We performed angry, waspish, loud songs with vitriolic lyrics. We lampooned Punk, Rock, Folk, Country & Western and Reggae. We got “paid off” (i.e. asked to leave usually via a back entrance) before the end of an evening at a few gigs where we had antagonised the management or wound up the audience with what is nowadays called attitude.

All this was right on the cusp of the Punk Revolution although we were not really aware of that at the time. We were more influenced by other angry bands like Heavy Metal Kids, The Sensational Alex Harvey Band and Edgar Broughton. We also shared a great fondness for the Bonzos. In one song we staged a mock fight. It was all choreographed: a regular part of the act but one night upstairs at The Golden Cross we forgot to warn the Guv’nor beforehand. When I grabbed Vance round the neck and dragged him off his drum stool, bar staff came out from behind the bar with a baseball bat and unleashed the pub Doberman. It took a while to calm things down.

We developed a bit of a reputation. At a very early Godiva Festival some of our followers assured us that such a prestigious appearance would be enhanced by some pyrotechnics. What we didn’t anticipate was a huge rocket going awol and detouring through the Police tent. Mercifully, no-one was hurt, the audience thought it was part of the act and the bobbies were very understanding as we apologised profusely.

In Cov we played pubs like The Climax, The Craven Arms in The High Street, The Dive Bar, The Campbell The Dog and Trumpet and The Smithfield. We played The Lanch (later Coventry University) and Warwick University. The students also greatly enjoyed Vance and I play fighting. A few joined in and suddenly an armchair found its way off a balcony and onto the stage. We also played a Melody Maker audition at Warwick, where for reasons I cannot remember, we destroyed a full sized mock up of a grandfather clock on stage.

We ranged further afield. Birmingham University. Nottingham University. Bogarts-a popular club right in the heart of Brum. We started getting support gigs. To Rocky Sharpe (later The Darts) at Hitchin Poly. Opening for East of Eden at another infamous gig in Nuneaton.

We were doing all right, the audiences were mostly getting our cryptic weirdness and we knew we being scouted by an agent or two. We even had some proper photos done at locations like Sutton Stop and Brandon Woods.

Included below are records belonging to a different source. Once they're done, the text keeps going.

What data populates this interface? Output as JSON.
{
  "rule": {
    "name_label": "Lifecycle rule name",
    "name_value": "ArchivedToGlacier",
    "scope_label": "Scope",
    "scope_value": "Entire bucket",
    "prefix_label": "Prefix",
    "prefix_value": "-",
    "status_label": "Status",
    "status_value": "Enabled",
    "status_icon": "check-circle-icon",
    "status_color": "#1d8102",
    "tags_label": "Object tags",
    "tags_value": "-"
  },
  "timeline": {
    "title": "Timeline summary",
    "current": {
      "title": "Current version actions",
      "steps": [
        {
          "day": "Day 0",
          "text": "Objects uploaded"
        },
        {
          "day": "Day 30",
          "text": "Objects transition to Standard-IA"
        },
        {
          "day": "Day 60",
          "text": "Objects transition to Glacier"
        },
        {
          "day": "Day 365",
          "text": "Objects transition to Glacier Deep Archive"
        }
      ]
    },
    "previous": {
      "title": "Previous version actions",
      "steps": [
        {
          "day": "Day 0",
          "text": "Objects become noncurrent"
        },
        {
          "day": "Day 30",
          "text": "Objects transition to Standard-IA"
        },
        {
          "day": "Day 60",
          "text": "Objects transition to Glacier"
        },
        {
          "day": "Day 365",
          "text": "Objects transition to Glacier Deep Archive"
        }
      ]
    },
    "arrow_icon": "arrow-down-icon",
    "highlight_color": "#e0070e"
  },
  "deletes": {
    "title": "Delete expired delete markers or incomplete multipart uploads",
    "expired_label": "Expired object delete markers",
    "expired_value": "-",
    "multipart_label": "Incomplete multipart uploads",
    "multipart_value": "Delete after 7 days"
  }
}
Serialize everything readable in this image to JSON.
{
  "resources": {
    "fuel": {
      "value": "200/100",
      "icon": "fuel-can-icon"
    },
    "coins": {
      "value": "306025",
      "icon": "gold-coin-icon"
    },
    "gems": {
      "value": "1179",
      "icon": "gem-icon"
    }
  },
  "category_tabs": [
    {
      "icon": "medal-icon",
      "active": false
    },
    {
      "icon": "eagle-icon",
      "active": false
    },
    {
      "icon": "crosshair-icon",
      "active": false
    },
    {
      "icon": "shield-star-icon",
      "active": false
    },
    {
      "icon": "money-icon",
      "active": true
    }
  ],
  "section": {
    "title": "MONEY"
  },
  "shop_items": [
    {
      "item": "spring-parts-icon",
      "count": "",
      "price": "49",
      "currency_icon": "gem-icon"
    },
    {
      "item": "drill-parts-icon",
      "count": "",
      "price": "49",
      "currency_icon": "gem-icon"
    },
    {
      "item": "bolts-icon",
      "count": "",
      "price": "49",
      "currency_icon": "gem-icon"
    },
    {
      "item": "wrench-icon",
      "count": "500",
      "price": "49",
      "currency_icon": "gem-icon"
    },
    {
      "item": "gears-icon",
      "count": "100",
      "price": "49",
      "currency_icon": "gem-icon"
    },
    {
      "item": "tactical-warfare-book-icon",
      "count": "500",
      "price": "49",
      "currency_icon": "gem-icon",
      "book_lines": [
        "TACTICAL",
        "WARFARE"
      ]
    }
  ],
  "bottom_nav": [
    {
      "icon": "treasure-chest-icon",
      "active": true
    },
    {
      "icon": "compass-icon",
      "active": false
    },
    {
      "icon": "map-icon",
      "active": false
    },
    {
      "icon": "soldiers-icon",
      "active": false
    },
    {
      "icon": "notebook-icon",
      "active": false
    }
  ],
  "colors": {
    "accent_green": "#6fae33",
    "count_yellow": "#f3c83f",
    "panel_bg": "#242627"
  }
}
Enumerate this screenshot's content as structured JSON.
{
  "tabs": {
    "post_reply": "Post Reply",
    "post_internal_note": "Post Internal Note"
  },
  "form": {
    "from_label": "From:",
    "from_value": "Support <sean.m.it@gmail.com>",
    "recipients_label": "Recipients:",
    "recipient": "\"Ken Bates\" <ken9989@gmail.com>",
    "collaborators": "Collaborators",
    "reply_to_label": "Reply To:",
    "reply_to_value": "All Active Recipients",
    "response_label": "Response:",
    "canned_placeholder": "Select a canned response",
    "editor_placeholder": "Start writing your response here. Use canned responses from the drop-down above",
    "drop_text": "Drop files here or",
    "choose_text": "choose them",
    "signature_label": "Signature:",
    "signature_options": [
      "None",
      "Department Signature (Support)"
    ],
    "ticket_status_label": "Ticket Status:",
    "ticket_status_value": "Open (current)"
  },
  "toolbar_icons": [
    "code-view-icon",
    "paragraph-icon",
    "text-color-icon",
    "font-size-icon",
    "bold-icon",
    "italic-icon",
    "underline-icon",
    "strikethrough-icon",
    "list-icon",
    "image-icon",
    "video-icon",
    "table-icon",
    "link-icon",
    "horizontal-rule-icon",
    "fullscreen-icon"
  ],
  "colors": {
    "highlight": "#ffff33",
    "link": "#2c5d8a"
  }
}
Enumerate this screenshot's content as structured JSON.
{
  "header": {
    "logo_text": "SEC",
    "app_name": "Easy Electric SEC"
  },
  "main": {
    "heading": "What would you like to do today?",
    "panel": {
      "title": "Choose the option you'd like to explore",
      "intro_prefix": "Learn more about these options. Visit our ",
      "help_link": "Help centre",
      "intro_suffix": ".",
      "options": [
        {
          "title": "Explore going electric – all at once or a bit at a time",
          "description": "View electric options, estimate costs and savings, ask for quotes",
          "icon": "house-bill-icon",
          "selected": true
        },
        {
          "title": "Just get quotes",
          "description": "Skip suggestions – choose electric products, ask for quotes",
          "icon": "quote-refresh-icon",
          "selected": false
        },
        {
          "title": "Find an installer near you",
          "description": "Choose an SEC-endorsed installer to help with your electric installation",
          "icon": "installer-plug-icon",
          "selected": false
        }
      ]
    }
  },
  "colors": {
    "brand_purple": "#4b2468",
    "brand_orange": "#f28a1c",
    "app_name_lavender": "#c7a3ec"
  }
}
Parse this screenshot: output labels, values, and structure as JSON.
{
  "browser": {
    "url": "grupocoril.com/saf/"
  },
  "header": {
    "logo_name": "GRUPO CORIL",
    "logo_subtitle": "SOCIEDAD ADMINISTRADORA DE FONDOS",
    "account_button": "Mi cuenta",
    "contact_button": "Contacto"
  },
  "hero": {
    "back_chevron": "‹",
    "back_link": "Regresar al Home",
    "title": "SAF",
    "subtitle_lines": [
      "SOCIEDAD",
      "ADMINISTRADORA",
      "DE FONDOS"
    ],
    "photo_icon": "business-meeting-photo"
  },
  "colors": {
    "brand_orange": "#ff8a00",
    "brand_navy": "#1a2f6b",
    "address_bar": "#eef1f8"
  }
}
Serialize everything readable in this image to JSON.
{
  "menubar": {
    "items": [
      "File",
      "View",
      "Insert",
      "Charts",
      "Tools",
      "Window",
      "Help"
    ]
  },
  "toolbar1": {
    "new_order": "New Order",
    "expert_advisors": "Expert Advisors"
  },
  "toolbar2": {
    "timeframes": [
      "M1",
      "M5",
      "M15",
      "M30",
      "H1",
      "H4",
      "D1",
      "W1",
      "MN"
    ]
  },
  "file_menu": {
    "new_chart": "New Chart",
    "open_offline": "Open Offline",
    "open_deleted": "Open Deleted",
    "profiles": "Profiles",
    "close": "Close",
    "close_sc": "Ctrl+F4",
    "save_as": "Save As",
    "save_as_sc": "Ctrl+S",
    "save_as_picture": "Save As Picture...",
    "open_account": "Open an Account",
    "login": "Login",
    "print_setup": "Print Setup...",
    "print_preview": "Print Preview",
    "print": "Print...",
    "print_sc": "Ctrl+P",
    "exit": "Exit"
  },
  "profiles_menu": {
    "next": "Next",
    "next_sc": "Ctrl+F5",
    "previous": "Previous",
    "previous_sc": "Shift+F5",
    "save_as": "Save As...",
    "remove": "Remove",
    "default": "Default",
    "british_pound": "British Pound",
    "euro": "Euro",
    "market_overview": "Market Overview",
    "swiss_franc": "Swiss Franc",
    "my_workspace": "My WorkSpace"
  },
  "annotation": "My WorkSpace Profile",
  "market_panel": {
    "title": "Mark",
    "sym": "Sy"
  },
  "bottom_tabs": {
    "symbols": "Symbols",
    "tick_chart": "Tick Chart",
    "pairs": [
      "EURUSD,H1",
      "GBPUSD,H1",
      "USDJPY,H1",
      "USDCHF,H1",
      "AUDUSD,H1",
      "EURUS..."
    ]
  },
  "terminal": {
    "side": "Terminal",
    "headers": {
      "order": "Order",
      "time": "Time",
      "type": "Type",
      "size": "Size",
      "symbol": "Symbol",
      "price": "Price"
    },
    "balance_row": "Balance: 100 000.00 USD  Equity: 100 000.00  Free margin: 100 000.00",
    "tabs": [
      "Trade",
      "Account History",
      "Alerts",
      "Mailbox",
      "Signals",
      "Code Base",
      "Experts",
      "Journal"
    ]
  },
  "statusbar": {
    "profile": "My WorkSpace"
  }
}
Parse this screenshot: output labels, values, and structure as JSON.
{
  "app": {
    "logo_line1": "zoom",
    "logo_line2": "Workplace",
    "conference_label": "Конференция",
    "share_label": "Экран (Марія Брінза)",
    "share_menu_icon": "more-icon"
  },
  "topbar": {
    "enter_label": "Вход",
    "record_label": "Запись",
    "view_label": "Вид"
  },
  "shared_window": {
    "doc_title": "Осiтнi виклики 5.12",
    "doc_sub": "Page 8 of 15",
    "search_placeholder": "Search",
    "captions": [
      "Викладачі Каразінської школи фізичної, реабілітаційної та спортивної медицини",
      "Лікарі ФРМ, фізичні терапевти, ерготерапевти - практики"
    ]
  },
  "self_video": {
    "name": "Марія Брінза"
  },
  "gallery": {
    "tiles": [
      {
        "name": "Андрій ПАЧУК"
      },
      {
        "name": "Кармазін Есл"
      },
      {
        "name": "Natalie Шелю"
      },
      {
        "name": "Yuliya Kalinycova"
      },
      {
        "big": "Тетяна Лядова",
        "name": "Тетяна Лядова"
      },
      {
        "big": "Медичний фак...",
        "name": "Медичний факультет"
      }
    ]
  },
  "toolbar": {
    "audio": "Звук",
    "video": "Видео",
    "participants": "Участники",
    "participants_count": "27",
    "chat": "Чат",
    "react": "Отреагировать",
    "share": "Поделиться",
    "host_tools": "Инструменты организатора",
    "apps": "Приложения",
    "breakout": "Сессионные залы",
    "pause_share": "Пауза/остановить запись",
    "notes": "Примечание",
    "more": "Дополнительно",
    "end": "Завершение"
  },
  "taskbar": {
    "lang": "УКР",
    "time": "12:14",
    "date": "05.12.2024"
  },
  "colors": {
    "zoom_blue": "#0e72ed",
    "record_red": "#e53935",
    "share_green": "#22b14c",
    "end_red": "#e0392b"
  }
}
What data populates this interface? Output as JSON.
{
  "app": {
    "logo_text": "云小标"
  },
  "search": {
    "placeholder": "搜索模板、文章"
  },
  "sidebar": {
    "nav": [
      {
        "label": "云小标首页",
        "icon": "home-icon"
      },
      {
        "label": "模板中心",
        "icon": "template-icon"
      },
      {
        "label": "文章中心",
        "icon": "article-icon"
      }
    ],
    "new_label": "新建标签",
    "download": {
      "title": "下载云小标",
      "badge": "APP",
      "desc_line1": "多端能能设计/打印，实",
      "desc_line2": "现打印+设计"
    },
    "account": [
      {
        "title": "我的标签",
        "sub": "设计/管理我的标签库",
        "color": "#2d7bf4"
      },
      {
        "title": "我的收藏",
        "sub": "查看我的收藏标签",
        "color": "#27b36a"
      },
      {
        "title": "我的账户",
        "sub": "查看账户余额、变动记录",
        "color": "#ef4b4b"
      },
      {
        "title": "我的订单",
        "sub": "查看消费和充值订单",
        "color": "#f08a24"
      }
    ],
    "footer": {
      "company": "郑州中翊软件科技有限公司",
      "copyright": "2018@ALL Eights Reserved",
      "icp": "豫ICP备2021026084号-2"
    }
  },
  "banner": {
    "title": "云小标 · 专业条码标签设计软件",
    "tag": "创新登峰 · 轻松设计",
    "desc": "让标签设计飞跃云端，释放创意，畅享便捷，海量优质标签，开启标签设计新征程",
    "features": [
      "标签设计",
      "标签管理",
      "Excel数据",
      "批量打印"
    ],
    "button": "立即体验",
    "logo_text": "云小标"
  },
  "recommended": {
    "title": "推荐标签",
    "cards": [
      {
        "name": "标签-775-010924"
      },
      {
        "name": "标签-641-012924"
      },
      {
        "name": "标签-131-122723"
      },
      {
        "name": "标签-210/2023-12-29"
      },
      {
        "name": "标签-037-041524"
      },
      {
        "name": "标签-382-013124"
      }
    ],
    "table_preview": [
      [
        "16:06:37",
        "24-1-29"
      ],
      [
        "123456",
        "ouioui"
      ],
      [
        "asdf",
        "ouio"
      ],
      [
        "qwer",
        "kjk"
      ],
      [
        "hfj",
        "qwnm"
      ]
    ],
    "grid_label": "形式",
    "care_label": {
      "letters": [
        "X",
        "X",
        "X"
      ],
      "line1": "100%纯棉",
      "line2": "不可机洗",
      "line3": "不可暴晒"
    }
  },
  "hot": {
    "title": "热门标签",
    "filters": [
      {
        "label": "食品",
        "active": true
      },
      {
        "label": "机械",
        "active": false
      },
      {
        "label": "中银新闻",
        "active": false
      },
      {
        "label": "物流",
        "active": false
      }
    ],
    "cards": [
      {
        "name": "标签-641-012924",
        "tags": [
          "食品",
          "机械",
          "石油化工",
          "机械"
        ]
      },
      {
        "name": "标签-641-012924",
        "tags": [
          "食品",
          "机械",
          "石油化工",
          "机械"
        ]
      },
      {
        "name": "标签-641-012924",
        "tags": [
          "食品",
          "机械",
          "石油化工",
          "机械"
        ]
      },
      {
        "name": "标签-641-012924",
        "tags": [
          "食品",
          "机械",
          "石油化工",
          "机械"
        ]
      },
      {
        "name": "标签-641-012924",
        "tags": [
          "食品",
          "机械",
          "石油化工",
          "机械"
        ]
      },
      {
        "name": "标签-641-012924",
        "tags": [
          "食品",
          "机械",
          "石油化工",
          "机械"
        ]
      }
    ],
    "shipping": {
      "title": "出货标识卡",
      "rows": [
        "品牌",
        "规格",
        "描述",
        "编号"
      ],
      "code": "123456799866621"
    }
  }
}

Throughout, Vance kept us tight. He could improvise when necessary but could also be very disciplined. We knew that we could not hang on to him for long. He was talented, ambitious and keen to progress. We could not satisfy his hunger for gigs and for performance so in a totally amicable parting, he joined another Coventry band The Flys, They were getting far more gigs than we were. We were signed up and briefly were on the same label. Vance’s departure could have broken us. He was irreplaceable and so we slid gracefully into Folk. We never had another drummer: barely even mentioned percussion again.

BPS continued to slumber and awaken in various formats until 2014 when we played our last gig together and finally went our separate ways. Vance lost the “Ectomy” and became Vance Anderson. He was known as that for the rest of his life. He continued to keep in touch, taking an interest in what we were all up to. When I started doing radio he sent me promos of the bands he was discovering out in Florida and I played them on air (Still do: The Well Pennies is one example).

Abroad he thrived and achieved his ambition to work in music full time. Vance worked ( I think ) with Diana Krall, Stevie Wonder and many other well known acts. He clearly had an affinity with Tony Bennett and was distraught when he died recently. I bet they are having a gas up there together now.